EU referendum question changed over accusations of bias


The wording of the upcoming EU referendum question has been changed over concerns of bias

DAVID CAMERON has agreed to alter the wording of the EU ballot question in the run up to the in-out referendum in 2017 to avoid accusations of it being pro-EU.

The decision followed advice from the Electoral Commission to replace a ‘Yes’ or ‘No’ answer with: “Remain a member of the European Union” or “Leave the European Union”.

The Electoral Commission warned that the government’s preferred question, ‘Should the UK remain a member of the European Union?’, could provide an advantage to campaigners wishing to stay in the EU.

The changes will be brought forward before 16 September, in time for the EU Referendum Bill report stage in Parliament.

Jenny Watson, Chair of the Electoral Commission, was quoted in Russia Today stating: “Any referendum question must be as clear as possible so that voters understand the important choice they are being asked to make. We have tested the proposed question with voters and received views from potential campaigners, academics and plain language experts.

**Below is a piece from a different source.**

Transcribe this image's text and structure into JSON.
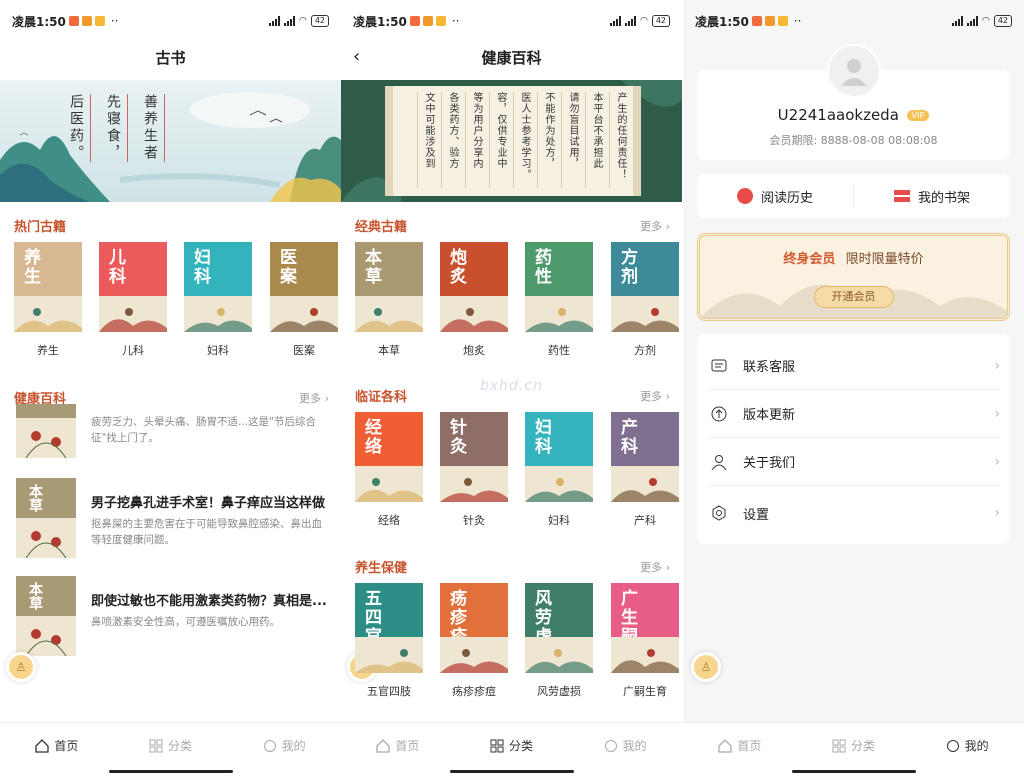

“Whilst voters understood the question in the bill some campaigners and members of the public feel the wording is not balanced and there was a perception of bias. The alternative question we have recommended addresses this. It is now for parliament to discuss our advice and decide which question wording should be used.”

The UK Independence Party (UKIP) has campaigned for a change in the referendum’s question since it was first announced.

A battle exists between two groups competing to be the face of the ‘leave’ campaign. One consists of Conservative and Eurosceptic Labour politicians, and the other is headed by Arron Banks, a leading donor to UKIP.

Picture courtesy of Number 10